Social welfare appeals system criticised
on 24/10/2012 09:05:01
A report by the legal rights group FLAC found that people can wait for more than a year for an oral hearing into why their application for social welfare has been declined.
The waiting time for a decision following a written appeal averages at around 32 weeks.
FLAC has also criticised what it says is a lack of consistency and transparency in how decisions are made.
Ombudsman Emily O'Reilly launched the report, entitled 'Not Fair Enough', along with a trio of factual guides on various aspects of the social welfare system, in Dublin's Mansion House this morning.
Launching the report, the Ombudsman drew particular attention to the importance for social welfare appellants of having the opportunity to make their case at an oral appeal hearing.
"As set out in the report, the success rate for appeals which include an oral hearing has been consistently higher than the success rate for appeals decided summarily," she said.
"Unfortunately, as FLAC's report also shows, the proportion of appeal cases going to oral hearing has declined significantly in recent years with 59% having an oral hearing in 2009 as against just 35% in 2011."
Chairing the launch, FLAC director general Noeline Blackwell said that the Appeals Office itself had reported 51,515 live or on-going appeals last year, with an average processing time per case of 32 weeks.
"But where there is an oral hearing, the wait could be over a year," she said.
"What these delays mean is that people are not getting a payment to which they are entitled and that some will be at risk of destitution.
"If we take this along with other problems, like the lack of transparency and consistency in decision-making, it means the appeals system does not offer an effective remedy or a system that people can understand."
Saoirse Brady, an advocacy and policy officer with FLAC, said: "So many appeals are overturned by the original decision-maker when they're asked to go back and review their own decisions.

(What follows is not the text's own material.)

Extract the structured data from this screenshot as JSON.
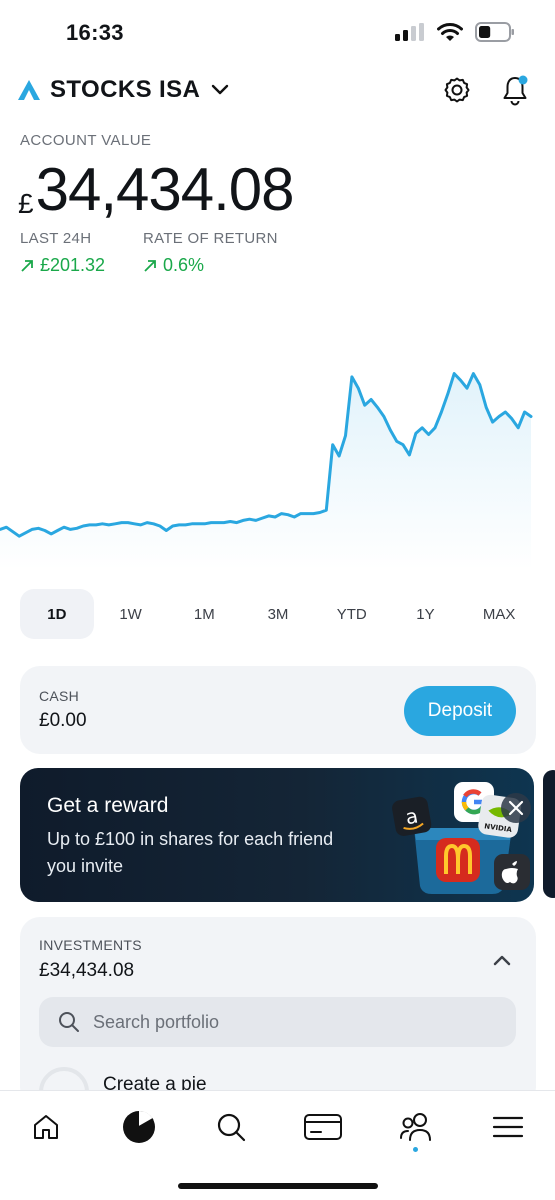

"[It] means that they're obviously not making complete and accurate applications in the first place, or the Department isn't taking or isn't getting the information that they need to make proper decisions at the beginning, rather than drive somebody through a … lengthy appeals process."